=== Section Start ===

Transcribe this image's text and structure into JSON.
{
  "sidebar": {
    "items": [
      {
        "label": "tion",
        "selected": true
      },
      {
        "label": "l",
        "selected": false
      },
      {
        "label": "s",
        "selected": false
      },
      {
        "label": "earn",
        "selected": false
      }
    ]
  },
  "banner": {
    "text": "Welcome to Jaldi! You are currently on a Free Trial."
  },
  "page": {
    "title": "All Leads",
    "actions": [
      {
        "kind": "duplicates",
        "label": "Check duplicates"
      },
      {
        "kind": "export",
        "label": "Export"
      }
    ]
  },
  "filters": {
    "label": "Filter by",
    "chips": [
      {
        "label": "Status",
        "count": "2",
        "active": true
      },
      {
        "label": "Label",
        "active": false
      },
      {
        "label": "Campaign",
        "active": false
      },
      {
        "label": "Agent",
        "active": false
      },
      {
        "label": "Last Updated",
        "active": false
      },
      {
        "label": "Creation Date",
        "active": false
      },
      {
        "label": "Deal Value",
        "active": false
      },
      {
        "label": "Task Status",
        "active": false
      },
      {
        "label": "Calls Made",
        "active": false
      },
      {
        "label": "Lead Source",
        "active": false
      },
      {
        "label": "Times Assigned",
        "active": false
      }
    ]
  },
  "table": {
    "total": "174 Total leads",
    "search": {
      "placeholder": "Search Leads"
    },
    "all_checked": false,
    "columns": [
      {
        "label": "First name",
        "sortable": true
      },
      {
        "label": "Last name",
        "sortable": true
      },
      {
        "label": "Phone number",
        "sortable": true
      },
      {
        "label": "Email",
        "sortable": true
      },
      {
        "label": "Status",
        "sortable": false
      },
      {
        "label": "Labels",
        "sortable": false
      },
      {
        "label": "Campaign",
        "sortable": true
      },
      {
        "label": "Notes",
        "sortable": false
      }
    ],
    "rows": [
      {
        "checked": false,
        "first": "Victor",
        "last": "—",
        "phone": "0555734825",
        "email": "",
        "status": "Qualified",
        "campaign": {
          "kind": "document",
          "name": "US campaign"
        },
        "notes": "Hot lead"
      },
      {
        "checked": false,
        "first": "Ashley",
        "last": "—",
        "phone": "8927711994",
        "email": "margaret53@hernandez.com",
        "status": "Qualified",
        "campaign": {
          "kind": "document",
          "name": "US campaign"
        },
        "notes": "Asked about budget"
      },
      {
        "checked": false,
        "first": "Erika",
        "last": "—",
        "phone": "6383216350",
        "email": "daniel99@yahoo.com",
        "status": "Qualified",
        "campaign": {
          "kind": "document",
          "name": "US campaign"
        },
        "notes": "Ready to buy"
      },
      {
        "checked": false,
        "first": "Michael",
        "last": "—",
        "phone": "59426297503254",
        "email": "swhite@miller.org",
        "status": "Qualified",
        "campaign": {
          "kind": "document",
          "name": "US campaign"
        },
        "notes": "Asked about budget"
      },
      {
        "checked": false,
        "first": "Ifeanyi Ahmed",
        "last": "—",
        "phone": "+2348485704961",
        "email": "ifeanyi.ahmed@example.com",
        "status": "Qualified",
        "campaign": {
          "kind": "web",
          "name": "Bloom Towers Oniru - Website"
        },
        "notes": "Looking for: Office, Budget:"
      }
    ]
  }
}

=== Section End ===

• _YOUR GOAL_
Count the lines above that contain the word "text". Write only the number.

• _WRITTEN REPLY_
2